The drama of the ancient world resonates in the present day in the new production of Aeschylus’ The Suppliant Women, currently being staged by the Actors Touring Company at Manchester’s Royal Exchange theatre. Based on a little-known legend, the play tells the story of the fifty daughters of Danaos, who flee Egypt to escape forced marriage to their cousins, the sons of King Aegyptos.
They seek refuge in the Greek city of Argos, where they enter the temple of Zeus, seeking protection from the god on the grounds that they are descended from Zeus’ mortal lover Io, who was transformed into a cow by his jealous wife. Danaos (Omar Ebrahim) warns that the sons of Aegyptos are coming to take the women by force. They appeal to Pelasgus (Oscar Batterham), the king of Argos, who in turn asks the citizens of the city to vote on whether they should offer sanctuary and risk inviting war.
Ramin Gray’s production, from a new translation of the play by David Greig, highlights the parallels between Aeschylus’s play and current events early and often: there are refugees from the Middle East crossing the sea to seek sanctuary in Greece and being met with suspicion, women speaking up about the widespread nature of sexual violence and accusing those in power, and the fate of a nation hinging on a controversial vote.
At the same time, the production aspires to be the closest thing possible to recreating Classical drama in the modern world, introducing its tropes in a way designed to appeal to a contemporary audience. Before the play begins, a Manchester City Council official thanks the Arts Council and other sponsors and pours a libation, following the Greek tradition of beginning a performance by thanking the play’s patrons. The majority of the story is told by the chorus – who, uniquely in Greek drama, are also the protagonists, as the eponymous suppliant women, and are onstage throughout. Gemma May, whose character sometimes takes on the role of leader and spokeswoman to her sisters, is the only professional actress, with the amateur cast around her ranging in age from 16 to 25.
They deliver powerful speeches and choral odes – accompanied by a soundscape including a replica of the aulos, an ancient Greek wind instrument. The chorus acts in unison but gives the sense of one consciousness. As they fill the bare stage, enacting dramatic physicalisations and vocalisations of their fear, hope and rage, they almost seem like conduits for a greater force. The scene where the women face off against a chorus of the sons of Aegyptos, brandishing lit torches on a darkened stage as they chant threats of rape, is particularly frightening.
The notion of catharsis – involving the audience in a theatrical experience so powerful that it would cause an emotional crisis before purging them of their pity and fear – is central to Greek drama.

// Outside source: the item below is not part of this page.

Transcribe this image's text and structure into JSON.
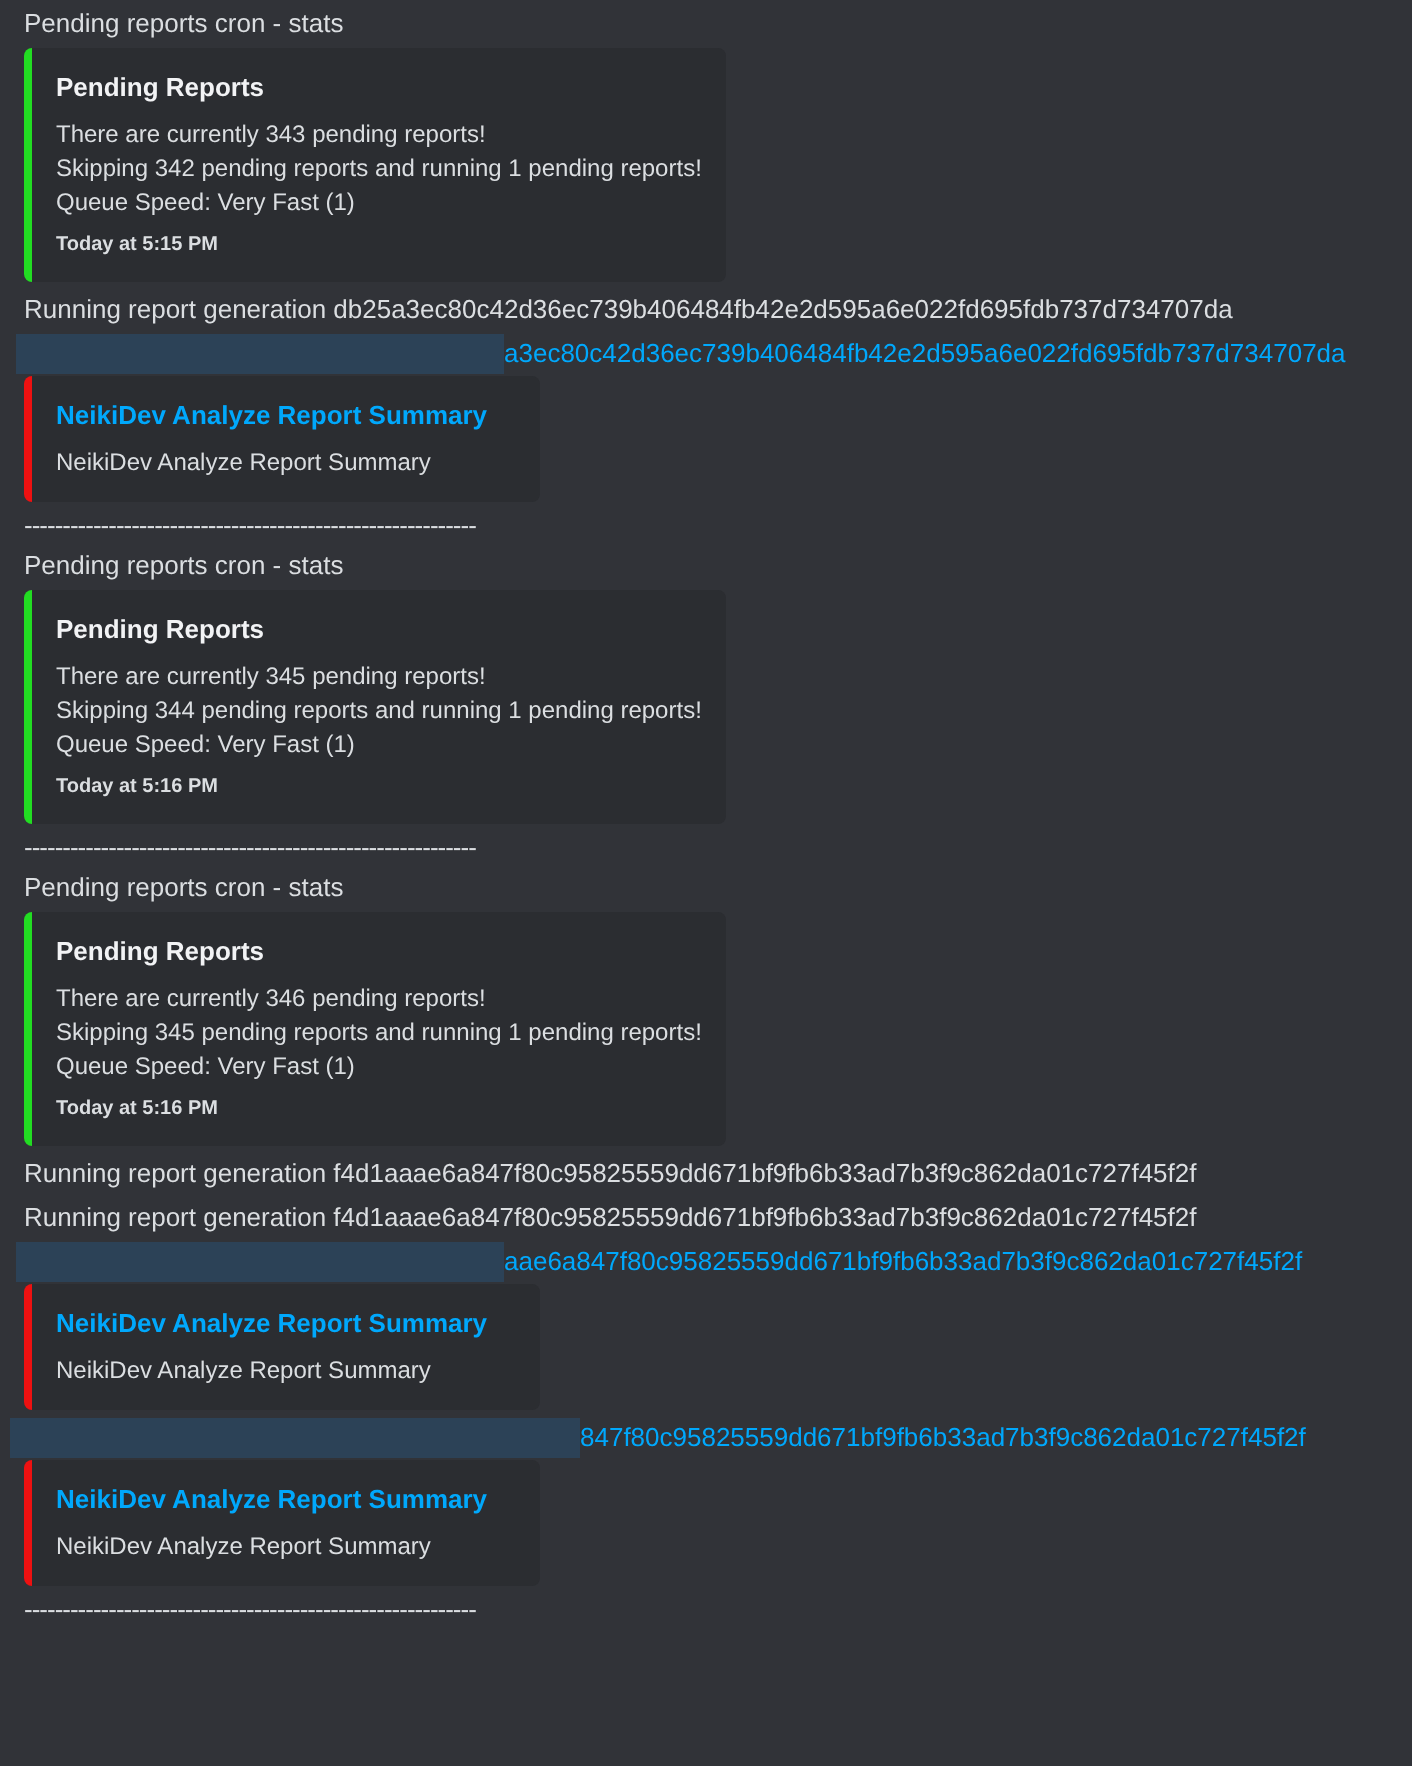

The Suppliant Women uses its stylised production to powerfully remind the audience of the crises of the modern day, and how responding with compassion and resolve can lead to hope.
The Suppliant Women is showing at the Royal Exchange Theatre in Manchester until the 1st of April. More information can be found here.